  • AndrewLV

    Need it, got it, got it, need it, got it, got it…

  • http://codebetter.com/blogs/jeremy.miller Jeremy D. Miller

    @Chuck,

    “MTS, even if you don’t need it, it is just a great environment for your COM objects.”

    Oh hell no, you’re giving me flashbacks here. Let’s just take an already bad technology (COM) and make it harder by changing the rules about deployment and garbage collection.

  • http://creative-loafing.blogspot.com Chuck

    Jeremy – I feel that I am in a second life with coding, having come from a similar background and having just come off of 1.5 years in developer management (never, ever again).

    Ah…RDS. I had forgotten that. Also, I see you did not mention MTS (shudder). I remember that around the time of Microsoft DNA. I remember reading “MTS, even if you don’t need it, it is just a great environment for your COM objects.”

  • http://www.jennifersmith.co.uk Jen

    I think I could claim a fair portion of the items on this list – and double it with many more of my own (deleting an entire user account table by running an autogenerated SQL server change script that went wrong)

  • http://soerenlarsen.dk Søren Larsen

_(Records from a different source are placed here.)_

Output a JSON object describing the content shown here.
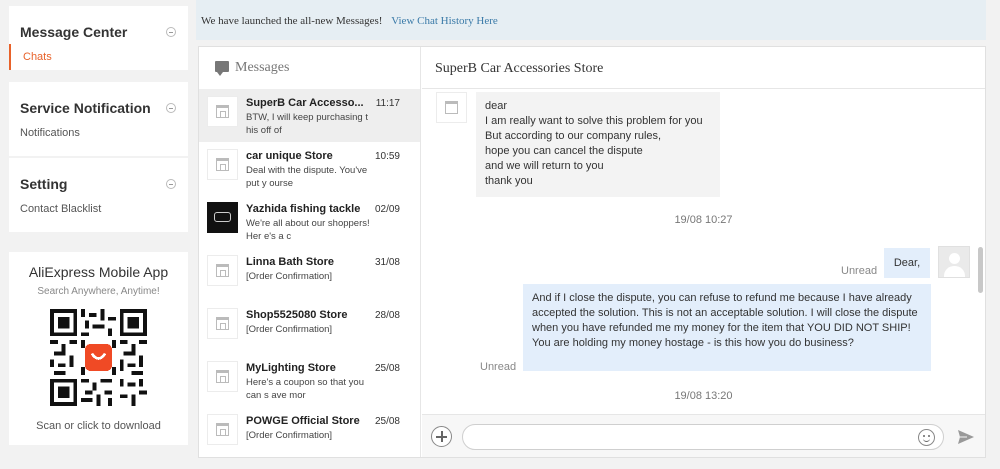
{
  "sidebar": {
    "message_center": {
      "title": "Message Center",
      "items": [
        {
          "label": "Chats",
          "active": true
        }
      ]
    },
    "service_notification": {
      "title": "Service Notification",
      "items": [
        {
          "label": "Notifications"
        }
      ]
    },
    "setting": {
      "title": "Setting",
      "items": [
        {
          "label": "Contact Blacklist"
        }
      ]
    },
    "app": {
      "title": "AliExpress Mobile App",
      "subtitle": "Search Anywhere, Anytime!",
      "download": "Scan or click to download"
    }
  },
  "banner": {
    "text": "We have launched the all-new Messages!",
    "link": "View Chat History Here"
  },
  "list": {
    "title": "Messages",
    "conversations": [
      {
        "name": "SuperB Car Accesso...",
        "date": "11:17",
        "preview": "BTW, I will keep purchasing this off of",
        "active": true
      },
      {
        "name": "car unique Store",
        "date": "10:59",
        "preview": "Deal with the dispute. You've put y ourse"
      },
      {
        "name": "Yazhida fishing tackle",
        "date": "02/09",
        "preview": "We're all about our shoppers! Her e's a c"
      },
      {
        "name": "Linna Bath Store",
        "date": "31/08",
        "preview": "[Order Confirmation]"
      },
      {
        "name": "Shop5525080 Store",
        "date": "28/08",
        "preview": "[Order Confirmation]"
      },
      {
        "name": "MyLighting Store",
        "date": "25/08",
        "preview": "Here's a coupon so that you can s ave mor"
      },
      {
        "name": "POWGE Official Store",
        "date": "25/08",
        "preview": "[Order Confirmation]"
      }
    ]
  },
  "chat": {
    "title": "SuperB Car Accessories Store",
    "incoming": {
      "lines": [
        "dear",
        "I am really want to solve this problem for you",
        "But according to our company rules,",
        "hope you can cancel the dispute",
        "and we will return to you",
        "thank you"
      ]
    },
    "timestamp1": "19/08 10:27",
    "unread1": "Unread",
    "outgoing_short": "Dear,",
    "unread2": "Unread",
    "outgoing_long": "And if I close the dispute, you can refuse to refund me because I have already accepted the solution. This is not an acceptable solution. I will close the dispute when you have refunded me my money for the item that YOU DID NOT SHIP! You are holding my money hostage - is this how you do business?",
    "timestamp2": "19/08 13:20",
    "input_value": ""
  },
  "colors": {
    "accent": "#e8622a",
    "link": "#3a7aa8",
    "outgoing_bubble": "#e3eefb",
    "incoming_bubble": "#f3f3f3"
  }
}
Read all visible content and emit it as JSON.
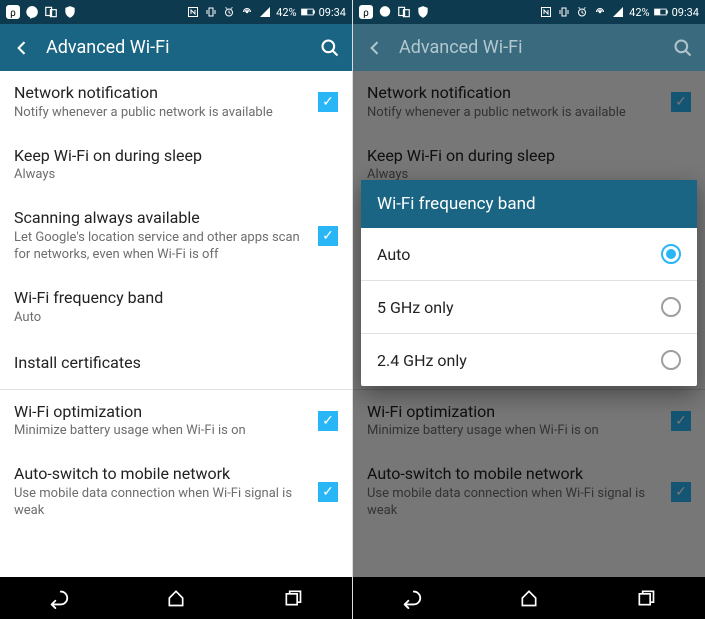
{
  "status": {
    "battery": "42%",
    "time": "09:34"
  },
  "header": {
    "title": "Advanced Wi-Fi"
  },
  "settings": {
    "network_notification": {
      "title": "Network notification",
      "sub": "Notify whenever a public network is available",
      "checked": true
    },
    "keep_wifi": {
      "title": "Keep Wi-Fi on during sleep",
      "sub": "Always"
    },
    "scanning": {
      "title": "Scanning always available",
      "sub": "Let Google's location service and other apps scan for networks, even when Wi-Fi is off",
      "checked": true
    },
    "freq": {
      "title": "Wi-Fi frequency band",
      "sub": "Auto"
    },
    "install_certs": {
      "title": "Install certificates"
    },
    "optimization": {
      "title": "Wi-Fi optimization",
      "sub": "Minimize battery usage when Wi-Fi is on",
      "checked": true
    },
    "autoswitch": {
      "title": "Auto-switch to mobile network",
      "sub": "Use mobile data connection when Wi-Fi signal is weak",
      "checked": true
    }
  },
  "dialog": {
    "title": "Wi-Fi frequency band",
    "options": [
      "Auto",
      "5 GHz only",
      "2.4 GHz only"
    ],
    "selected": 0
  }
}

    Very nice/funny list. I will add this to my weekly reading list. Just to be reminded of all the stupid mistakes not to make. (Can identify some of my own lessons learned in this list)

  • Darren Kopp

    I can’t believe you did that either. You’re fired. Have your desk cleaned out by 5pm. Good Lord. And don’t let the investers find out about this either.

  • Jim Greco

    Its good to see posts like this. Blogs are written from an expert viewpoint so you can get the impression that a person has always held these core beliefs or have always worked in the ideal environment. It’s an evolving process for all of us.